Pope Benedict XVI issued pleas for peace to reign across the world during his traditional Christmas address Sunday, a call marred by Muslim extremists who bombed a Catholic church in Nigeria, striking after worshippers celebrated Mass.
Benedict didn't refer explicitly to the Nigerian bombings in his "Urbi et Orbi" speech, Latin for "to the city and to the world" in which he raises alarm about global hotspots. But in a statement, the Vatican called the attacks a sign of "cruelty and absurd, blind hatred" that shows no respect for human life.
Elsewhere, Christmas was celebrated with the typical joy of the season: In Cuba, Catholics had plenty to cheer as they prepared for Benedict's March arrival, the first visit by a pontiff to the Communist-run island since John Paul II's historic tour nearly 14 years ago.
"We have faith in God that we will be allowed to have this treat," said Rogelio Montes de Oca, 72, as he stood outside the Cathedral in Old Havana. "Not every country will have the chance to see him physically and receive his blessing."
And in the Holy Land, pilgrims and locals alike flocked to Jesus' traditional birthplace in numbers not seen since before the Palestinian uprising over a decade ago, despite lashing rains and wind.
"We wanted to be part of the action," said Don Moore, 41, a psychology professor from Berkeley, Calif., who came to Bethlehem with his family. "This is the place, this is where it all started. It doesn't get any more special than that."
The holy town of Bethlehem is no stranger to violence. Like the rest of the West Bank, it fell on hard times after the Palestinian uprising against Israeli occupation broke out in late 2000.
But as the violence has subsided, tourists have returned in large numbers. On Saturday, turnout for Christmas Eve festivities in Bethlehem was at its highest since the uprising began driving tourists away.
The Holy Land and the entire Mideast were very much on Benedict's mind as he delivered his Christmas speech from the the sun-drenched loggia of St. Peter's Basilica. The 84-year-old pontiff appeared in fine form, just hours after celebrating a two-hour-long Christmas Eve Mass.
"May the Lord come to the aid of our world torn by so many conflicts, which even today stain the earth with blood," Benedict said.
He said he hoped the birth of Jesus, which Christmas celebrates, would send a message to all who need to be saved from hardships: that Israelis and Palestinians would resume peace talks and that there would be an "end to the violence in Syria, where so much blood has already been shed."
He called for international assistance for refugees from the Horn of Africa and flood victims in Thailand, among others, and urged greater political dialogue in Myanmar, and stability in Iraq, Afghanistan and Africa's Great Lakes region, which includes the Congo, Rwanda and Uganda.

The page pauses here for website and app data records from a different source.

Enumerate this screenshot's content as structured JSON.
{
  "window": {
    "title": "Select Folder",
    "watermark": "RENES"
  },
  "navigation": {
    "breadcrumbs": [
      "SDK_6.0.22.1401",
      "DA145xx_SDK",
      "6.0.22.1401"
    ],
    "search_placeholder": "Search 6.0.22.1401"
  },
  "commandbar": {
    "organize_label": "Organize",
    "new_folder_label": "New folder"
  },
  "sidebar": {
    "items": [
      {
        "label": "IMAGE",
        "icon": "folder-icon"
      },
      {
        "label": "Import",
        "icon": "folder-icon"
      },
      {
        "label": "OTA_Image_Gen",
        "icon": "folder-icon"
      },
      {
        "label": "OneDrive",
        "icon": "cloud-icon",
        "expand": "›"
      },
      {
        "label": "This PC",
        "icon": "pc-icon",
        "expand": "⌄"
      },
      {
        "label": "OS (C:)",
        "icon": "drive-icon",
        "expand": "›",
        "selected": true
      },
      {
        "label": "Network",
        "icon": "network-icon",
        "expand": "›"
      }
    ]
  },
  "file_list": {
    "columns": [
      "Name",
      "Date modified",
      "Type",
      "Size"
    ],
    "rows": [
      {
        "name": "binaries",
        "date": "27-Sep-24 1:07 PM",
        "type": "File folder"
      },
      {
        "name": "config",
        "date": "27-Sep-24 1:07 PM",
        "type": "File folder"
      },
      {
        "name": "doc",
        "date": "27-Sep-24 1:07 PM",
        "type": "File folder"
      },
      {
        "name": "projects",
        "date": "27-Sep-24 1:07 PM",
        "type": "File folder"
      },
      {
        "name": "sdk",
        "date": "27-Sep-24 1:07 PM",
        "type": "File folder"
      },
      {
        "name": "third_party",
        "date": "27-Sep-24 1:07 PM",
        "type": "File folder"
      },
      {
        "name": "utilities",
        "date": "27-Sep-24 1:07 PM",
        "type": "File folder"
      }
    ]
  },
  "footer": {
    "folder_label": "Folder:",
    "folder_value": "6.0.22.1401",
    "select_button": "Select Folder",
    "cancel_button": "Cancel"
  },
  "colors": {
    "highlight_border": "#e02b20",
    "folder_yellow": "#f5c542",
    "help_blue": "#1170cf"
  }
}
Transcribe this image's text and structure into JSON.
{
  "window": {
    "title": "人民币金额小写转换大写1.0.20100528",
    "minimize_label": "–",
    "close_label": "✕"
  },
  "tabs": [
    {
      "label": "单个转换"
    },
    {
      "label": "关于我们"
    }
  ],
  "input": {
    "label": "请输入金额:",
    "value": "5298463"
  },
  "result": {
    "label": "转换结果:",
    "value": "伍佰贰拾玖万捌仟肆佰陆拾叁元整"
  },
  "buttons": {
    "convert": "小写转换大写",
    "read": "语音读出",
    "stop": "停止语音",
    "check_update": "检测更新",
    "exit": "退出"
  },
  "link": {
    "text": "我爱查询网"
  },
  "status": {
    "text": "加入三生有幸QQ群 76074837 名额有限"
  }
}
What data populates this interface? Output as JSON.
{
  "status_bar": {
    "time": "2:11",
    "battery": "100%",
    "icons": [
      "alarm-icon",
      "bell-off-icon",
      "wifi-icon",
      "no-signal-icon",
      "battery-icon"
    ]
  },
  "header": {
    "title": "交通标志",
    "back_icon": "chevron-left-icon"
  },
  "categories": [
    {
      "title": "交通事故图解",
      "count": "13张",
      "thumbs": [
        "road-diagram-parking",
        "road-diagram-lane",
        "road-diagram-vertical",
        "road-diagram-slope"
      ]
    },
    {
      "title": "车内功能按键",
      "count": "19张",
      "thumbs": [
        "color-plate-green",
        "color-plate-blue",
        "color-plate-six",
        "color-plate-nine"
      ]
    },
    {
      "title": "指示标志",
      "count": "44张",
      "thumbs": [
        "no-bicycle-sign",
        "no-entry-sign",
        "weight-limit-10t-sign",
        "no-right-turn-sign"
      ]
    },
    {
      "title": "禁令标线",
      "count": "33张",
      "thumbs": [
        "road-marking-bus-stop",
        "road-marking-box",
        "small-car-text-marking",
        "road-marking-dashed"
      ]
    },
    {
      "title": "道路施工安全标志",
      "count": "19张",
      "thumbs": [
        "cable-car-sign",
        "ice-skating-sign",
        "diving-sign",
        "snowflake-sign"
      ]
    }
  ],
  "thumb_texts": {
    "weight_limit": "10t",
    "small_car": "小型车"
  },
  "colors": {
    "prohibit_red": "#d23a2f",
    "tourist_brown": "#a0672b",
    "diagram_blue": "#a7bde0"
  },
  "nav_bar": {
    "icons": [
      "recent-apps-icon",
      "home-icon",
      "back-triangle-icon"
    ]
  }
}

After his speech, Benedict delivered Christmas greetings in 65 different languages, from Mongolian to Maori, Aramaic to Albanian, Tamil to Thai. He finished the list with Guarani and Latin, as the bells tolled from St. Peter's enormous bell towers.